WHAT IS REQUIRED:
Which lines below mention "attach"? Pick each one out.

DATASET EXTRACT:
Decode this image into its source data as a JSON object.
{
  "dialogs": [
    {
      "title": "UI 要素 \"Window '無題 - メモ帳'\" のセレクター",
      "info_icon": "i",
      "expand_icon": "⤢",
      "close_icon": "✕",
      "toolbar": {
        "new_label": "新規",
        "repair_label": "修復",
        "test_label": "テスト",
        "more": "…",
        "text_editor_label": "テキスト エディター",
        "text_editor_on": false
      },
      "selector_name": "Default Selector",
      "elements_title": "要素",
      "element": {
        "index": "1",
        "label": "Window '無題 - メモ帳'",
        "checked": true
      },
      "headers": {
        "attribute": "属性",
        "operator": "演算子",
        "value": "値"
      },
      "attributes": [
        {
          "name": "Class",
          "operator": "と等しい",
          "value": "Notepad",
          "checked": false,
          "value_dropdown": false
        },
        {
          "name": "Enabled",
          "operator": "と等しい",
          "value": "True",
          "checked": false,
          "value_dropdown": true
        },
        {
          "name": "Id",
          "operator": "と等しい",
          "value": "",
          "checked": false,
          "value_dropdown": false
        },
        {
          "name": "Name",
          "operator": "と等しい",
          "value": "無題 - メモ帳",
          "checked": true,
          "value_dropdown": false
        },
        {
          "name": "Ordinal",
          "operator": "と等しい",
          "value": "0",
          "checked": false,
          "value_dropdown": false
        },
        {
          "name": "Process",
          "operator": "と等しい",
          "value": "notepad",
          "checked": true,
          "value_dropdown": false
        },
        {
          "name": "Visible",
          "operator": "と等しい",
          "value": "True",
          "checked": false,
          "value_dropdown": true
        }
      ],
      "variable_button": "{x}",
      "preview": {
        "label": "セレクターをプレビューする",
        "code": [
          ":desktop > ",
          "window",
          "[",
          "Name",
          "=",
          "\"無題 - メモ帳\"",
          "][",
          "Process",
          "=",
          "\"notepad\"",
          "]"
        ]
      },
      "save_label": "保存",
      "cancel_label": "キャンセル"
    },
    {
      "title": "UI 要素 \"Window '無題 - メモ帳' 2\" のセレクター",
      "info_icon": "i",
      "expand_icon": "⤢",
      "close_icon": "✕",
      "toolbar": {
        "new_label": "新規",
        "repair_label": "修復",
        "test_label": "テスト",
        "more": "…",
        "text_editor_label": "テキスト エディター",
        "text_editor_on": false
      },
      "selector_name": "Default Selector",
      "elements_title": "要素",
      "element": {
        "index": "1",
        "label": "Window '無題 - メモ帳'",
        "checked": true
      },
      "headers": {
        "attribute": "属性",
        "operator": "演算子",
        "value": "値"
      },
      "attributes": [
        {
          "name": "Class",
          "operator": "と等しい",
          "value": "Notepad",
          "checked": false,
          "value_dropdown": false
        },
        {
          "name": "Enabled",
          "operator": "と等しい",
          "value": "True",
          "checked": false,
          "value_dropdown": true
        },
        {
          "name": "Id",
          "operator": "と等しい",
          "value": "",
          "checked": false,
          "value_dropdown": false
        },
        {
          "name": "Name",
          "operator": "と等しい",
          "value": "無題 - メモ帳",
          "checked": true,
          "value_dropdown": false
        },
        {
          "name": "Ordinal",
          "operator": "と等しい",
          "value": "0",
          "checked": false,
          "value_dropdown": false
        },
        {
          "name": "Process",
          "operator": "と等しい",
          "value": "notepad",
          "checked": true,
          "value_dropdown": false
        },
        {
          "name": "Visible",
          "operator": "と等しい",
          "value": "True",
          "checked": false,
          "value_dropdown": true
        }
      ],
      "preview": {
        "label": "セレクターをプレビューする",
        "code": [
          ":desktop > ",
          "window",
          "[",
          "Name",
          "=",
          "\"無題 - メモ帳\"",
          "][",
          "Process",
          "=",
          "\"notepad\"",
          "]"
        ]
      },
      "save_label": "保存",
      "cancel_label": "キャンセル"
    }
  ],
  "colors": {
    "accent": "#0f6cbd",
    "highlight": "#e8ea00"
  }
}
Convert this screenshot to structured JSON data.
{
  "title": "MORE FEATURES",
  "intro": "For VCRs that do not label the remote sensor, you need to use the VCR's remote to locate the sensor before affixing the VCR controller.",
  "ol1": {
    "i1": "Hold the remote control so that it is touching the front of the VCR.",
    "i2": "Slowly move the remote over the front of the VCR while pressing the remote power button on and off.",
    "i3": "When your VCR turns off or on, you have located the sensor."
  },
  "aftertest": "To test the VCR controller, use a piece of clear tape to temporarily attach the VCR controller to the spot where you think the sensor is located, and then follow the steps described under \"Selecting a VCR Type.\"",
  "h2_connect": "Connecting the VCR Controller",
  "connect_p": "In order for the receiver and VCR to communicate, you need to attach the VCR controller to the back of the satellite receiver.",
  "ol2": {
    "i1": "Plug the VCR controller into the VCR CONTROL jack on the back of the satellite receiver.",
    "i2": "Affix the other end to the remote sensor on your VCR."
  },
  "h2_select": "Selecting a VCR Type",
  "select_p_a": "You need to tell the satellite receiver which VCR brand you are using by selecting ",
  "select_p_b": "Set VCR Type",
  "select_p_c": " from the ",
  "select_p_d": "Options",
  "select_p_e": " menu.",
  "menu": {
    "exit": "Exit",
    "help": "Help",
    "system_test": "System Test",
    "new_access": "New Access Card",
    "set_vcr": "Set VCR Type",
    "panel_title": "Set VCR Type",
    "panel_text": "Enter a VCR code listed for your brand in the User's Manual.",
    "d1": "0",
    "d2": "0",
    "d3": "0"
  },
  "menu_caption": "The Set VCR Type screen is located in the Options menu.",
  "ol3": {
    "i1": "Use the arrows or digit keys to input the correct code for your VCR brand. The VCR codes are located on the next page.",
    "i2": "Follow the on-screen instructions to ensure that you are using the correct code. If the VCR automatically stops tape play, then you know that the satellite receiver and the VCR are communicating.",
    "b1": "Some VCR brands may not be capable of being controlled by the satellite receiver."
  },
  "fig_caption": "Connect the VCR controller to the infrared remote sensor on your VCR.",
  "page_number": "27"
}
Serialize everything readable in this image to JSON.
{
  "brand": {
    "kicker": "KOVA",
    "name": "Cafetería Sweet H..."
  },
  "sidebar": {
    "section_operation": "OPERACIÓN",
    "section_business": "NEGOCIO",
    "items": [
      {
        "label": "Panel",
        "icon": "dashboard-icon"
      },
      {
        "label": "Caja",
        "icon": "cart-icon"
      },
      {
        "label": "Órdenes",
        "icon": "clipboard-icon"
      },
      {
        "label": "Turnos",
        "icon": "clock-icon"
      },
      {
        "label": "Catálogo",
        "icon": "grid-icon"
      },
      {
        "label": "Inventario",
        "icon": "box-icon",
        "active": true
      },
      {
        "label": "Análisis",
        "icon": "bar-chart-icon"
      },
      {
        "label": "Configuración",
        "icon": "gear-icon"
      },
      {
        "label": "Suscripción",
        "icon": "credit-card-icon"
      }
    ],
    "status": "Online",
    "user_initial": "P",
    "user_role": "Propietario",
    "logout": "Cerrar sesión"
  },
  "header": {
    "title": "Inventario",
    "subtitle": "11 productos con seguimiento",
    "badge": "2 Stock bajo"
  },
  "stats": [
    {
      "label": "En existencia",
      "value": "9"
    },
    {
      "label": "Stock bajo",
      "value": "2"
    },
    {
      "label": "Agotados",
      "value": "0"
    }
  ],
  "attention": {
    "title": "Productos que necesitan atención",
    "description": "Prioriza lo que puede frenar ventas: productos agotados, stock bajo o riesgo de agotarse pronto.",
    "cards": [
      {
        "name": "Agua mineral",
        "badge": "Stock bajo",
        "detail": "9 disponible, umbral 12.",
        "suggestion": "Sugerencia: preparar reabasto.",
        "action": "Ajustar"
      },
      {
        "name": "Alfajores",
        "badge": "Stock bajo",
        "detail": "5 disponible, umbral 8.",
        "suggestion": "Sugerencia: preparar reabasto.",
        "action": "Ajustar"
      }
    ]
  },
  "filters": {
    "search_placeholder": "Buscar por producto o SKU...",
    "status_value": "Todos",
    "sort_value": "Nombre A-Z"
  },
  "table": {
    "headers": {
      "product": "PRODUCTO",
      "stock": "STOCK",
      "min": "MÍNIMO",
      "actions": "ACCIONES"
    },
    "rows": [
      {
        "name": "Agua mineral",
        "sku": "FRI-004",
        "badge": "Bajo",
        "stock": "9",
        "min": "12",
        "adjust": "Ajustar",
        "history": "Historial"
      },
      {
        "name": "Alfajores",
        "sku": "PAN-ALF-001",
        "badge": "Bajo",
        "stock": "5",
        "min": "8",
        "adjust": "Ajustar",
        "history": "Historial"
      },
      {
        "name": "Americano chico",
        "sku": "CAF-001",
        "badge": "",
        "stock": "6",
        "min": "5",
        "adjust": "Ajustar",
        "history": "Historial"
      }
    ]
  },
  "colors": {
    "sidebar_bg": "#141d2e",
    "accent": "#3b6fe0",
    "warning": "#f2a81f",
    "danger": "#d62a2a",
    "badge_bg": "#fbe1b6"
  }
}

ANSWER BELOW:
  "aftertest": "To test the VCR controller, use a piece of clear tape to temporarily attach the VCR controller to the spot where you think the sensor is located, and then follow the steps described under \"Selecting a VCR Type.\"",
  "connect_p": "In order for the receiver and VCR to communicate, you need to attach the VCR controller to the back of the satellite receiver.",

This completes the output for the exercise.